Abu Dhabi’s powerful Crown Prince Mohammed bin Zayed is the country’s de facto ruler. He and the Saudi Crown Prince Mohammed bin Salman are close, though they have not been able to meet in person for many years. They will likely meet in Saudi Arabia on Monday.

The new production limits would allow the UAE to produce up to 3 million barrels per day of crude oil starting in May 2022. This is below the 3.8million barrels per day that it had reportedly requested. Saudi Arabia’s limit at 11 million barrels per day would be increased to 11.5 millions, as would Russia’s. Iraq and Kuwait saw smaller increases.

OPEC stated that oil prices have continued to rise in its statement.

The cartel stated that economic recovery was continuing in many parts of the world thanks to accelerating vaccination programs.

Prince Abdulaziz also mentioned that OPEC members Nigeria and Algeria had raised concerns about production limits.

Oil prices fell amid the coronavirus pandemic. Demand for jet fuel and gasoline plummeted amid lockdowns around the world, briefly seeing oil futures trade negatives. Since then, demand has rebounded, as major world economies have access to vaccines that are still not distributed equally across the globe.

Benchmark Brent crude oil was traded at $73 per barrel on Friday.

OPEC was once strong enough to stop the U.S. with its 1970s oil embargo. In 2016, OPEC needed nonmembers like Russia to push for a production cut. This occurred after prices fell below $30 per barrel and rising American production. The so-called OPEC+ was born in 2016, as a result of that agreement. It joined the cartel to reduce production to stimulate prices.

OPEC+ reached an agreement in 2020 to remove a record 10,000,000 barrels of crude oil per day from the market, which was intended to increase prices. Over time, it has slowly increased its production by 4.2 million barrels.

The cartel stated that it will separately increase its production by 400,000 barrels per day from August through December, a total of 2,000,000 barrels. The cartel will then evaluate plans to determine whether it will phase out its 5.8 million barrels of oil production by 2022, as per the original agreement.

Angola and Congo are OPEC members. The so-called OPEC+ includes Azerbaijan and Brunei as well as Kazakhstan, Malaysian, Mexico, Oman Russia, Sudan, South Sudan, and Brunei.
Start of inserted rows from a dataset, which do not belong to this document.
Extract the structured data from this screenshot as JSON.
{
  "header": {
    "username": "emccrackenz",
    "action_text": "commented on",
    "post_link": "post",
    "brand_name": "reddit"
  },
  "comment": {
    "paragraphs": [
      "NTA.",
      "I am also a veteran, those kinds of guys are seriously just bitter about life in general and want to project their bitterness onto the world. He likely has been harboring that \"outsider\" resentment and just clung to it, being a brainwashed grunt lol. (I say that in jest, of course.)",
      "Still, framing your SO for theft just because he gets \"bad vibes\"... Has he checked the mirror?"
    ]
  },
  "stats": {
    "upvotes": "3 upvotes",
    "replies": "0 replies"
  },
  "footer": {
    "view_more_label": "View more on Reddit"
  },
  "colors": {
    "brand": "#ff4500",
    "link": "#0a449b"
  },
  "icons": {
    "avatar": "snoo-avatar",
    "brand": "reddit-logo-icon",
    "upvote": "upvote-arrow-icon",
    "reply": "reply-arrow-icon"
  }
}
Prince Abdulaziz, while praising Sunday’s agreement, gave a cheerful assessment of the future despite recent turmoil. This suggested that the expanded group might survive beyond the expiration or cut of the cuts next January.

The prince declared that “OPEC+ will be here to stay”.